by Kendra Ostrander
I had first arrived to Gainesville late January 2014, a week before I would attend the Florida School of Massage. My uncle was attending at the time and talked highly of this magical place that not only allowed, but encouraged, students to be barefoot. I was sold when he carried on and told me that this place is a place for healing – and that in order to be a good therapist, you first must go through therapy. It made sense. After a few exchanged phone calls between the school and then with my uncle, I had decided to leave what was familiar and take a leap of faith and fly on a plane to Gainesville.
IMAP Beyond the Gym: The Stress Response
By Vincent Cambrea and Bev Browning
Stress is a life-saver. No question about it. When life and limb are threatened, stress is your primal first alert that you’re about to die if you don’t get moving. The will to survive is hardwired into your DNA, so your brain and body shift instantly into warp-drive to save your life. For three solid minutes of screaming terror, you’ll have more laser focus and explosive power than a superhero—plenty to outrun a lion.
Instant access to this much energy is a miraculous and complex partnership between the hypothalamic-pituitary-adrenal (HPA) axis and the autonomic nervous system (ANS). They join forces in a circuit to mount a survival campaign of choice: fight, flight, or freeze. It’s called the “Stress Response.” And although it varies in degree among people, depending on heredity, it’s universal. We’ll give you the short list of the sequence. All this happens within nanoseconds, so prepare to be amazed.
By Dar Mikula
Kelley Gonzalez was 16 when she got pregnant. A teenager out on her own, she moved to West Palm Beach, got her GED, and never worked less than three jobs. However, before she left Gainesville, Gonzalez drove by the Florida School of Massage and saw the hands. She did a u-turn and did a walk-through with a staff member. She knew she wanted to attend the school, but it was not the time.
Autumn Blu Genaro’s mother, Casper, attended the day program in the summer of 1994 when Autumn Blu was only three. A few years later, her mother also got a job as a receptionist at the school. The little Genaro was attending grade school at Expressions up the road, so the young girl spent a lot of time at the school and among the staff. Now in her mid-20s, Genaro wanted to do something different with her life and thought maybe following in the footsteps of her mom would satisfy her maturing curiosity.
By Ella Vassallo
Editor’s Note: This month we offer a personal account of the upcoming Embryology class with Giorgia Milne. At first glance, the Embryology class can appear ethereal or even inaccessible. However, the concepts presented in the class relate to all of life, and most anyone can find value in the information presented. Ella Vassallo, a longtime student of Giorgia Milne, offers her viewpoint below.
At first glance embryology may not seem like it holds relevance for anyone except a future doctor.
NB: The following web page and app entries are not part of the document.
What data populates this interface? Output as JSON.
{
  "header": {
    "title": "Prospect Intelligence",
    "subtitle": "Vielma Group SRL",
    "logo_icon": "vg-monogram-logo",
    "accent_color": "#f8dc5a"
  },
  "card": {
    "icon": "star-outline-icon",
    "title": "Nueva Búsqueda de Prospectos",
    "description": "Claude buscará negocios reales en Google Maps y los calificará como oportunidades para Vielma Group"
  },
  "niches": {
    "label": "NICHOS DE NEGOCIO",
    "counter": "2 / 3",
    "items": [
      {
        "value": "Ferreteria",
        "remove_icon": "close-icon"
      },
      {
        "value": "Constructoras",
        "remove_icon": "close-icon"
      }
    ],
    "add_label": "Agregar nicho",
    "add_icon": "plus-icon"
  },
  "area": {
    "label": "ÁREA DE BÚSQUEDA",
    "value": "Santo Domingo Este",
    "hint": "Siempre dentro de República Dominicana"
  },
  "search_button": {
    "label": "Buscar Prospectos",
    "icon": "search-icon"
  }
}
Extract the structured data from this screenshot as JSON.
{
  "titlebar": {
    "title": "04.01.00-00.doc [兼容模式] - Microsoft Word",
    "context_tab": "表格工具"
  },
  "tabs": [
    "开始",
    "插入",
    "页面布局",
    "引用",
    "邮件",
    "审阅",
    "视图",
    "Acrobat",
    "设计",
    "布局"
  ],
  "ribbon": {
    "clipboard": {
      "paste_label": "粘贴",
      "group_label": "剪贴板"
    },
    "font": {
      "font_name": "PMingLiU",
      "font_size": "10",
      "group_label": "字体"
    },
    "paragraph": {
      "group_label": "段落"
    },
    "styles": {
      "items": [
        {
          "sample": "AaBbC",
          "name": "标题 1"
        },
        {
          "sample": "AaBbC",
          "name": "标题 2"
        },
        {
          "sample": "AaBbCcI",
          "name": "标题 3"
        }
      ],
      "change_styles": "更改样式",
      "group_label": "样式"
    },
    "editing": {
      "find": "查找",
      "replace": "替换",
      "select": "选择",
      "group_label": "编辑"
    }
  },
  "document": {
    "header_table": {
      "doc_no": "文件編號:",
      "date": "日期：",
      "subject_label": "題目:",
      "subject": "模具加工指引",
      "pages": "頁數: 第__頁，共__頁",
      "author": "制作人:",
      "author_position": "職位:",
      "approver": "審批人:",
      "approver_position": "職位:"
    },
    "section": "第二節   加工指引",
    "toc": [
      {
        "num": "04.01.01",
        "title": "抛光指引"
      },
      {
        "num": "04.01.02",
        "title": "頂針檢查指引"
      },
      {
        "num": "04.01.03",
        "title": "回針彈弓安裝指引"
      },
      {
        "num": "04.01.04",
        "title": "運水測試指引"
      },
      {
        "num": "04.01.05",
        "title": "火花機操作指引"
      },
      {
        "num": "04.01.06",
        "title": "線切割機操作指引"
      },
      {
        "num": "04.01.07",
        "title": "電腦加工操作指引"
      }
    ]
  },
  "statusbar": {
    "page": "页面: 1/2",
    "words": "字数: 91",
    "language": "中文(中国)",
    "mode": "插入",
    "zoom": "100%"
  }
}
And this may be true of a technical embryology course taught within the constellation of a medical school. But Giorgia Milne’s embryology class cannot be confined to those medical school classes. While it does contain anatomical/physiological information about our embryological stage, it gives us this information as an invitation to view ourselves as ever evolving embryos where the same forces that are at work before conception, at conception and in the weeks following conception, continue to mold us.